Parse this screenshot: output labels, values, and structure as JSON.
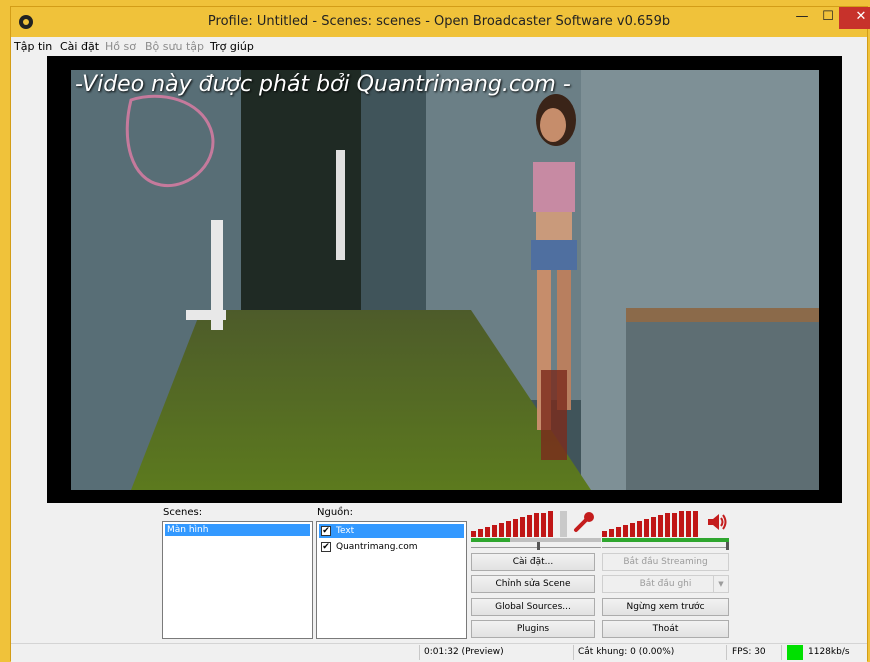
{
  "window": {
    "title": "Profile: Untitled - Scenes: scenes - Open Broadcaster Software v0.659b",
    "controls": {
      "minimize": "—",
      "maximize": "☐",
      "close": "✕"
    }
  },
  "menu": [
    "Tập tin",
    "Cài đặt",
    "Hồ sơ",
    "Bộ sưu tập",
    "Trợ giúp"
  ],
  "preview": {
    "overlay_text": "-Video này được phát bởi Quantrimang.com -"
  },
  "scenes": {
    "label": "Scenes:",
    "items": [
      "Màn hình"
    ]
  },
  "sources": {
    "label": "Nguồn:",
    "items": [
      {
        "name": "Text",
        "checked": "✔"
      },
      {
        "name": "Quantrimang.com",
        "checked": "✔"
      }
    ]
  },
  "audio": {
    "mic_level": 0.3,
    "desktop_level": 1.0,
    "mic_icon": "microphone-icon",
    "speaker_icon": "speaker-icon"
  },
  "buttons": {
    "settings": "Cài đặt...",
    "start_streaming": "Bắt đầu Streaming",
    "edit_scene": "Chỉnh sửa Scene",
    "start_recording": "Bắt đầu ghi",
    "global_sources": "Global Sources...",
    "stop_preview": "Ngừng xem trước",
    "plugins": "Plugins",
    "exit": "Thoát"
  },
  "status": {
    "time": "0:01:32 (Preview)",
    "dropped": "Cắt khung: 0 (0.00%)",
    "fps": "FPS: 30",
    "bitrate": "1128kb/s",
    "bitrate_color": "#00e000"
  }
}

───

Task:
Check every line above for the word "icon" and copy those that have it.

Response:
    "mic_icon": "microphone-icon",
    "speaker_icon": "speaker-icon"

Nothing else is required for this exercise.